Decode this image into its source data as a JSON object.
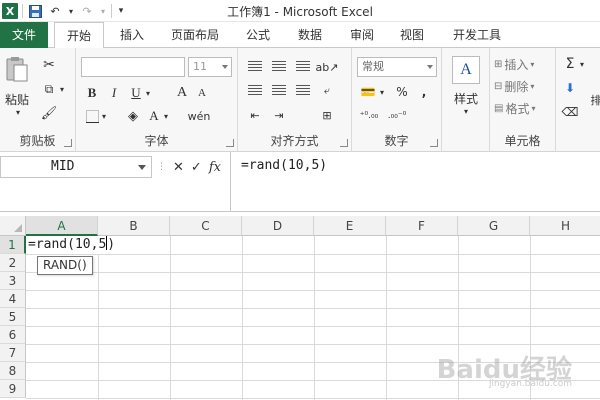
{
  "window": {
    "title": "工作簿1 - Microsoft Excel",
    "qat_icons": [
      "excel-logo-icon",
      "save-icon",
      "undo-icon",
      "redo-icon",
      "customize-icon"
    ]
  },
  "tabs": [
    "文件",
    "开始",
    "插入",
    "页面布局",
    "公式",
    "数据",
    "审阅",
    "视图",
    "开发工具"
  ],
  "active_tab": "开始",
  "ribbon": {
    "clipboard": {
      "label": "剪贴板",
      "paste": "粘贴"
    },
    "font": {
      "label": "字体",
      "font_name": "",
      "font_size": "11",
      "bold": "B",
      "italic": "I",
      "underline": "U",
      "grow": "A",
      "shrink": "A"
    },
    "alignment": {
      "label": "对齐方式"
    },
    "number": {
      "label": "数字",
      "format": "常规",
      "percent": "%"
    },
    "styles": {
      "button": "样式"
    },
    "cells": {
      "label": "单元格",
      "insert": "插入",
      "delete": "删除",
      "format": "格式"
    },
    "editing": {
      "sum": "Σ"
    }
  },
  "formula_bar": {
    "name_box": "MID",
    "cancel": "✕",
    "enter": "✓",
    "fx": "fx",
    "formula": "=rand(10,5)"
  },
  "grid": {
    "columns": [
      "A",
      "B",
      "C",
      "D",
      "E",
      "F",
      "G",
      "H"
    ],
    "rows": [
      "1",
      "2",
      "3",
      "4",
      "5",
      "6",
      "7",
      "8",
      "9"
    ],
    "selected_column": "A",
    "selected_row": "1",
    "edit_cell_text": "=rand(10,5",
    "edit_cell_tail": ")",
    "autocomplete_tip": "RAND()"
  },
  "watermark": {
    "text": "Baidu经验",
    "sub": "jingyan.baidu.com"
  },
  "colors": {
    "excel_green": "#217346",
    "ribbon_bg": "#f7f7f7",
    "header_bg": "#f2f2f2"
  }
}
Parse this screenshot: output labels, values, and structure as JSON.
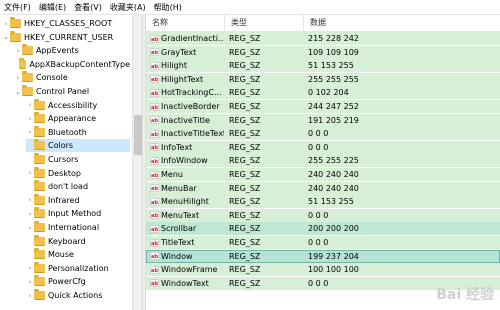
{
  "menu": {
    "items": [
      "文件(F)",
      "编辑(E)",
      "查看(V)",
      "收藏夹(A)",
      "帮助(H)"
    ]
  },
  "tree": {
    "items": [
      {
        "label": "HKEY_CLASSES_ROOT",
        "arrow": "›",
        "level": 0
      },
      {
        "label": "HKEY_CURRENT_USER",
        "arrow": "⌄",
        "level": 0
      },
      {
        "label": "AppEvents",
        "arrow": "›",
        "level": 1
      },
      {
        "label": "AppXBackupContentType",
        "arrow": "",
        "level": 1
      },
      {
        "label": "Console",
        "arrow": "›",
        "level": 1
      },
      {
        "label": "Control Panel",
        "arrow": "⌄",
        "level": 1
      },
      {
        "label": "Accessibility",
        "arrow": "›",
        "level": 2
      },
      {
        "label": "Appearance",
        "arrow": "›",
        "level": 2
      },
      {
        "label": "Bluetooth",
        "arrow": "›",
        "level": 2
      },
      {
        "label": "Colors",
        "arrow": "",
        "level": 2,
        "selected": true
      },
      {
        "label": "Cursors",
        "arrow": "",
        "level": 2
      },
      {
        "label": "Desktop",
        "arrow": "›",
        "level": 2
      },
      {
        "label": "don't load",
        "arrow": "",
        "level": 2
      },
      {
        "label": "Infrared",
        "arrow": "›",
        "level": 2
      },
      {
        "label": "Input Method",
        "arrow": "›",
        "level": 2
      },
      {
        "label": "International",
        "arrow": "›",
        "level": 2
      },
      {
        "label": "Keyboard",
        "arrow": "",
        "level": 2
      },
      {
        "label": "Mouse",
        "arrow": "",
        "level": 2
      },
      {
        "label": "Personalization",
        "arrow": "›",
        "level": 2
      },
      {
        "label": "PowerCfg",
        "arrow": "›",
        "level": 2
      },
      {
        "label": "Quick Actions",
        "arrow": "›",
        "level": 2
      }
    ]
  },
  "list": {
    "headers": {
      "name": "名称",
      "type": "类型",
      "data": "数据"
    },
    "rows": [
      {
        "name": "GradientInacti...",
        "type": "REG_SZ",
        "data": "215 228 242"
      },
      {
        "name": "GrayText",
        "type": "REG_SZ",
        "data": "109 109 109"
      },
      {
        "name": "Hilight",
        "type": "REG_SZ",
        "data": "51 153 255"
      },
      {
        "name": "HilightText",
        "type": "REG_SZ",
        "data": "255 255 255"
      },
      {
        "name": "HotTrackingC...",
        "type": "REG_SZ",
        "data": "0 102 204"
      },
      {
        "name": "InactiveBorder",
        "type": "REG_SZ",
        "data": "244 247 252"
      },
      {
        "name": "InactiveTitle",
        "type": "REG_SZ",
        "data": "191 205 219"
      },
      {
        "name": "InactiveTitleText",
        "type": "REG_SZ",
        "data": "0 0 0"
      },
      {
        "name": "InfoText",
        "type": "REG_SZ",
        "data": "0 0 0"
      },
      {
        "name": "InfoWindow",
        "type": "REG_SZ",
        "data": "255 255 225"
      },
      {
        "name": "Menu",
        "type": "REG_SZ",
        "data": "240 240 240"
      },
      {
        "name": "MenuBar",
        "type": "REG_SZ",
        "data": "240 240 240"
      },
      {
        "name": "MenuHilight",
        "type": "REG_SZ",
        "data": "51 153 255"
      },
      {
        "name": "MenuText",
        "type": "REG_SZ",
        "data": "0 0 0"
      },
      {
        "name": "Scrollbar",
        "type": "REG_SZ",
        "data": "200 200 200",
        "state": "hl"
      },
      {
        "name": "TitleText",
        "type": "REG_SZ",
        "data": "0 0 0"
      },
      {
        "name": "Window",
        "type": "REG_SZ",
        "data": "199 237 204",
        "state": "sel"
      },
      {
        "name": "WindowFrame",
        "type": "REG_SZ",
        "data": "100 100 100"
      },
      {
        "name": "WindowText",
        "type": "REG_SZ",
        "data": "0 0 0"
      }
    ]
  },
  "icons": {
    "folder": "folder-icon",
    "value": "string-value-icon"
  },
  "colors": {
    "list_bg": "#d6efd6",
    "selected_tree": "#cce8ff",
    "folder": "#f0c24c"
  },
  "watermark": "Bai 经验"
}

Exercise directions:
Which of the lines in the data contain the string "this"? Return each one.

Answer area:
Decode this image into its source data as a JSON object.
Parse this screenshot: output labels, values, and structure as JSON.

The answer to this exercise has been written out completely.